▶ About this task
Set down each line of the data exactly, but not the pictures.
[[ Data shown, beginning ]]
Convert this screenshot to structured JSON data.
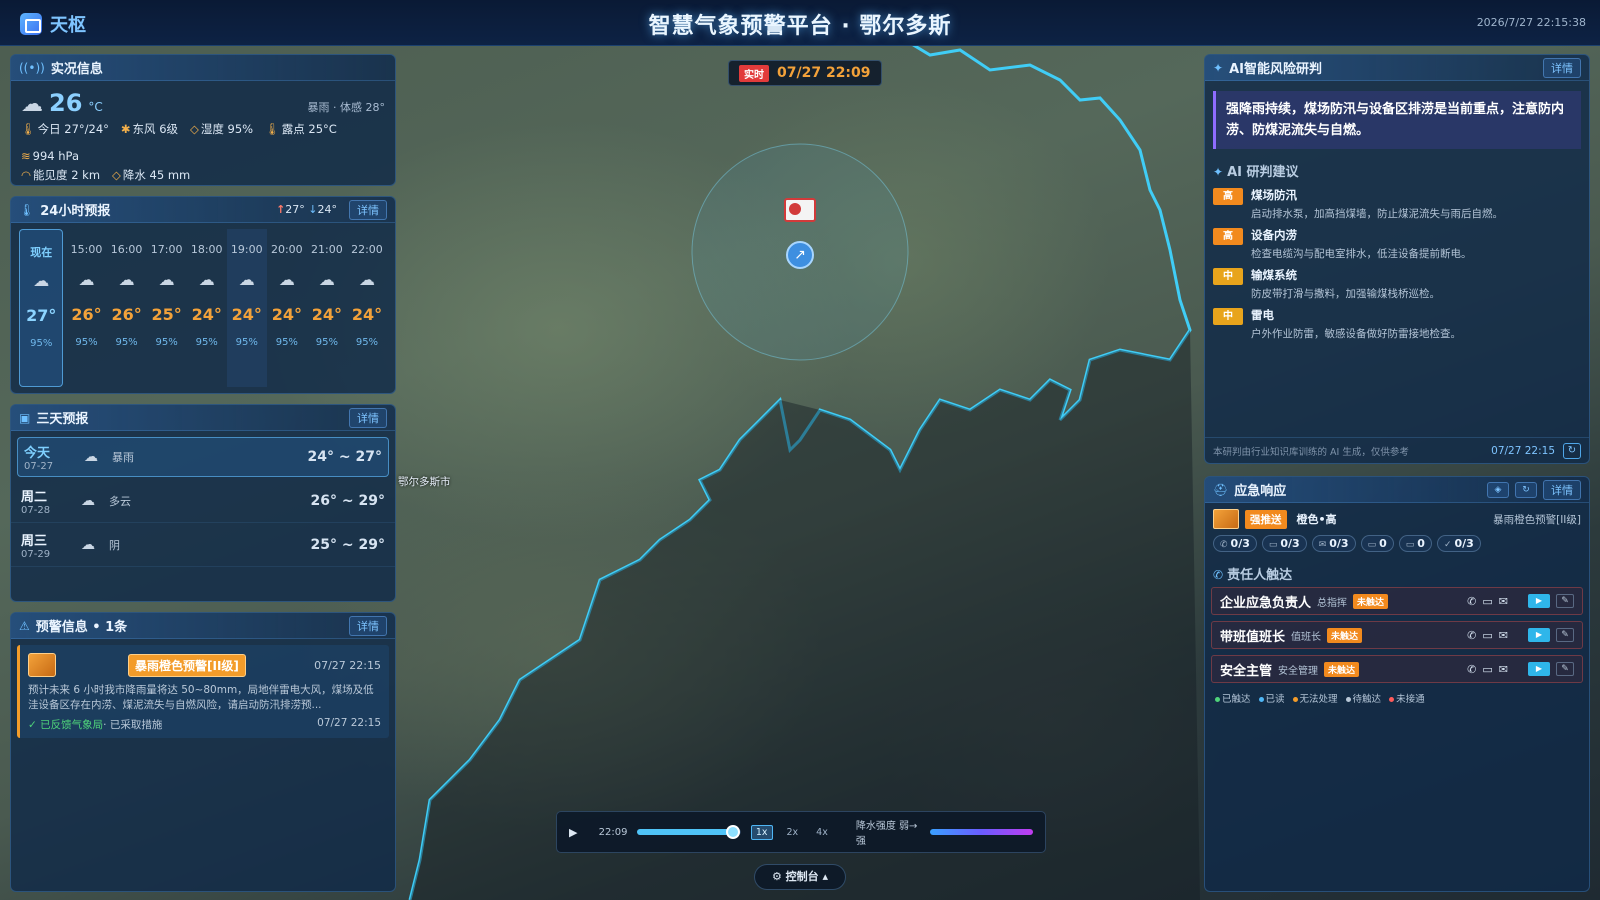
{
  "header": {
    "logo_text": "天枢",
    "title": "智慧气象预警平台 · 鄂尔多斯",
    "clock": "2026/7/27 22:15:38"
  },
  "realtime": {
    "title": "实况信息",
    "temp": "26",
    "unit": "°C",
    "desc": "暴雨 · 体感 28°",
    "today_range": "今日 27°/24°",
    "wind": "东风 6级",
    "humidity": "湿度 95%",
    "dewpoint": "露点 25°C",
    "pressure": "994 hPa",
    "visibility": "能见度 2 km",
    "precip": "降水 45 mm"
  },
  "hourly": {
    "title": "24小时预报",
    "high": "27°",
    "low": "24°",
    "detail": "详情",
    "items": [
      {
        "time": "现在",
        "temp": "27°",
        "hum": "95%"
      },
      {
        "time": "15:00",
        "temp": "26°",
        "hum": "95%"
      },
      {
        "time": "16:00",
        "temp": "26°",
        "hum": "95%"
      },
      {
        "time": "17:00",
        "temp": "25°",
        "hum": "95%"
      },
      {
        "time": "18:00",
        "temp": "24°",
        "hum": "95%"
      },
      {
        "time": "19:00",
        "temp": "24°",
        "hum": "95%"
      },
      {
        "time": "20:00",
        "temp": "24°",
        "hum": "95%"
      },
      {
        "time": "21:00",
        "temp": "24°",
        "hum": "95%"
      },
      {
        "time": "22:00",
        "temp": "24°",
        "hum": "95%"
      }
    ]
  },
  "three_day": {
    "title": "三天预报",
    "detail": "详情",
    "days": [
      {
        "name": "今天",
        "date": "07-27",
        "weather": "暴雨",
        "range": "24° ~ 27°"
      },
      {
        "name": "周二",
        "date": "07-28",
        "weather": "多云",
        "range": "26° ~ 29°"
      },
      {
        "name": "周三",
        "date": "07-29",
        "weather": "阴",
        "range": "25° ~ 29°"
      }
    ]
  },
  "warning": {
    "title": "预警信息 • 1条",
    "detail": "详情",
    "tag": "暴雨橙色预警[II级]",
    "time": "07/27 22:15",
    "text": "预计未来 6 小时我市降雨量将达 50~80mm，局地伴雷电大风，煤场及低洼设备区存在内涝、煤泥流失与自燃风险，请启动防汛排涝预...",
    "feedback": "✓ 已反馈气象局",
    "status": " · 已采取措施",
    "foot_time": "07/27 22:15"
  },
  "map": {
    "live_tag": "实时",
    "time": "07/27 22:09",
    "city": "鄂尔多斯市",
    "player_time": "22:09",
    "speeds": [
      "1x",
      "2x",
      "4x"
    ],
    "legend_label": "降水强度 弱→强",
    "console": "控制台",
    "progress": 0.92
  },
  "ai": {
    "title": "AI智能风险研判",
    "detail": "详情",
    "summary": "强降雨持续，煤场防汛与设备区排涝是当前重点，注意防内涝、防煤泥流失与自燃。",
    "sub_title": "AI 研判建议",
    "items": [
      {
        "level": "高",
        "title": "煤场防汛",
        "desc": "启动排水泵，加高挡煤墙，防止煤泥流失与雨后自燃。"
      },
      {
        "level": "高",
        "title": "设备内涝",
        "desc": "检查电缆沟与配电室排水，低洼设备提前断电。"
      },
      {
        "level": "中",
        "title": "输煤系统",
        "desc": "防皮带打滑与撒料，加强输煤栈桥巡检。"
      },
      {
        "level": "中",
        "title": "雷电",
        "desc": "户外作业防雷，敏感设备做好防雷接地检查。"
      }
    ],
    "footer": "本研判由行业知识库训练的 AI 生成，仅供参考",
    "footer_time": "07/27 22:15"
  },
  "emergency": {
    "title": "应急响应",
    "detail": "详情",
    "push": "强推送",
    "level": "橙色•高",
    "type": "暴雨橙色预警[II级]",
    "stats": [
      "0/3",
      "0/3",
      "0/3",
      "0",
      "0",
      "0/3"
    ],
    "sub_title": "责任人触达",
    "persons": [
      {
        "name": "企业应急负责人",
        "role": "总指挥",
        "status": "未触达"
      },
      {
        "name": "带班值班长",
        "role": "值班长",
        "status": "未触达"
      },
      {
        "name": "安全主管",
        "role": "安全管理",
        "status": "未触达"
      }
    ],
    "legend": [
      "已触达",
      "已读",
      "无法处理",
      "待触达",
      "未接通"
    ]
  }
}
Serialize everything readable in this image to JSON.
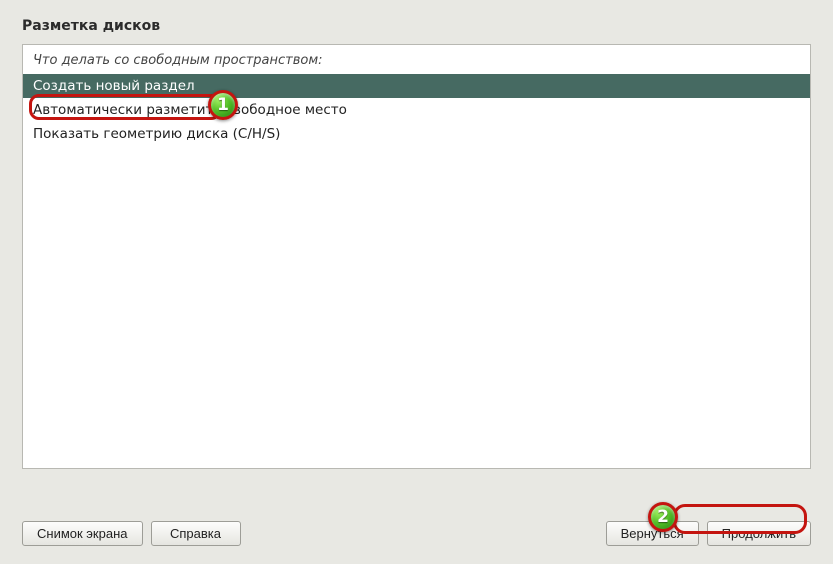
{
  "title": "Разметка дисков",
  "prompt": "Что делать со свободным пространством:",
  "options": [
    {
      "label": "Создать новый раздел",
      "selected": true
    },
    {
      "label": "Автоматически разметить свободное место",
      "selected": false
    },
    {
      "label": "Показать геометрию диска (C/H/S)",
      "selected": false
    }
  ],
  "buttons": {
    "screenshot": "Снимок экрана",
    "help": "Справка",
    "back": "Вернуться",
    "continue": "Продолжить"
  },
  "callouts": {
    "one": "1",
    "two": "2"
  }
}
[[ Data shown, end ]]
▶ Result
Convert this screenshot to structured JSON data.
{
  "header": {
    "logo_text": "天枢",
    "title": "智慧气象预警平台 · 鄂尔多斯",
    "clock": "2026/7/27 22:15:38"
  },
  "realtime": {
    "title": "实况信息",
    "temp": "26",
    "unit": "°C",
    "desc": "暴雨 · 体感 28°",
    "today_range": "今日 27°/24°",
    "wind": "东风 6级",
    "humidity": "湿度 95%",
    "dewpoint": "露点 25°C",
    "pressure": "994 hPa",
    "visibility": "能见度 2 km",
    "precip": "降水 45 mm"
  },
  "hourly": {
    "title": "24小时预报",
    "high": "27°",
    "low": "24°",
    "detail": "详情",
    "items": [
      {
        "time": "现在",
        "temp": "27°",
        "hum": "95%"
      },
      {
        "time": "15:00",
        "temp": "26°",
        "hum": "95%"
      },
      {
        "time": "16:00",
        "temp": "26°",
        "hum": "95%"
      },
      {
        "time": "17:00",
        "temp": "25°",
        "hum": "95%"
      },
      {
        "time": "18:00",
        "temp": "24°",
        "hum": "95%"
      },
      {
        "time": "19:00",
        "temp": "24°",
        "hum": "95%"
      },
      {
        "time": "20:00",
        "temp": "24°",
        "hum": "95%"
      },
      {
        "time": "21:00",
        "temp": "24°",
        "hum": "95%"
      },
      {
        "time": "22:00",
        "temp": "24°",
        "hum": "95%"
      }
    ]
  },
  "three_day": {
    "title": "三天预报",
    "detail": "详情",
    "days": [
      {
        "name": "今天",
        "date": "07-27",
        "weather": "暴雨",
        "range": "24° ~ 27°"
      },
      {
        "name": "周二",
        "date": "07-28",
        "weather": "多云",
        "range": "26° ~ 29°"
      },
      {
        "name": "周三",
        "date": "07-29",
        "weather": "阴",
        "range": "25° ~ 29°"
      }
    ]
  },
  "warning": {
    "title": "预警信息 • 1条",
    "detail": "详情",
    "tag": "暴雨橙色预警[II级]",
    "time": "07/27 22:15",
    "text": "预计未来 6 小时我市降雨量将达 50~80mm，局地伴雷电大风，煤场及低洼设备区存在内涝、煤泥流失与自燃风险，请启动防汛排涝预...",
    "feedback": "✓ 已反馈气象局",
    "status": " · 已采取措施",
    "foot_time": "07/27 22:15"
  },
  "map": {
    "live_tag": "实时",
    "time": "07/27 22:09",
    "city": "鄂尔多斯市",
    "player_time": "22:09",
    "speeds": [
      "1x",
      "2x",
      "4x"
    ],
    "legend_label": "降水强度 弱→强",
    "console": "控制台",
    "progress": 0.92
  },
  "ai": {
    "title": "AI智能风险研判",
    "detail": "详情",
    "summary": "强降雨持续，煤场防汛与设备区排涝是当前重点，注意防内涝、防煤泥流失与自燃。",
    "sub_title": "AI 研判建议",
    "items": [
      {
        "level": "高",
        "title": "煤场防汛",
        "desc": "启动排水泵，加高挡煤墙，防止煤泥流失与雨后自燃。"
      },
      {
        "level": "高",
        "title": "设备内涝",
        "desc": "检查电缆沟与配电室排水，低洼设备提前断电。"
      },
      {
        "level": "中",
        "title": "输煤系统",
        "desc": "防皮带打滑与撒料，加强输煤栈桥巡检。"
      },
      {
        "level": "中",
        "title": "雷电",
        "desc": "户外作业防雷，敏感设备做好防雷接地检查。"
      }
    ],
    "footer": "本研判由行业知识库训练的 AI 生成，仅供参考",
    "footer_time": "07/27 22:15"
  },
  "emergency": {
    "title": "应急响应",
    "detail": "详情",
    "push": "强推送",
    "level": "橙色•高",
    "type": "暴雨橙色预警[II级]",
    "stats": [
      "0/3",
      "0/3",
      "0/3",
      "0",
      "0",
      "0/3"
    ],
    "sub_title": "责任人触达",
    "persons": [
      {
        "name": "企业应急负责人",
        "role": "总指挥",
        "status": "未触达"
      },
      {
        "name": "带班值班长",
        "role": "值班长",
        "status": "未触达"
      },
      {
        "name": "安全主管",
        "role": "安全管理",
        "status": "未触达"
      }
    ],
    "legend": [
      "已触达",
      "已读",
      "无法处理",
      "待触达",
      "未接通"
    ]
  }
}
Serialize everything readable in this image to JSON.
{
  "title": "Разметка дисков",
  "prompt": "Что делать со свободным пространством:",
  "options": [
    {
      "label": "Создать новый раздел",
      "selected": true
    },
    {
      "label": "Автоматически разметить свободное место",
      "selected": false
    },
    {
      "label": "Показать геометрию диска (C/H/S)",
      "selected": false
    }
  ],
  "buttons": {
    "screenshot": "Снимок экрана",
    "help": "Справка",
    "back": "Вернуться",
    "continue": "Продолжить"
  },
  "callouts": {
    "one": "1",
    "two": "2"
  }
}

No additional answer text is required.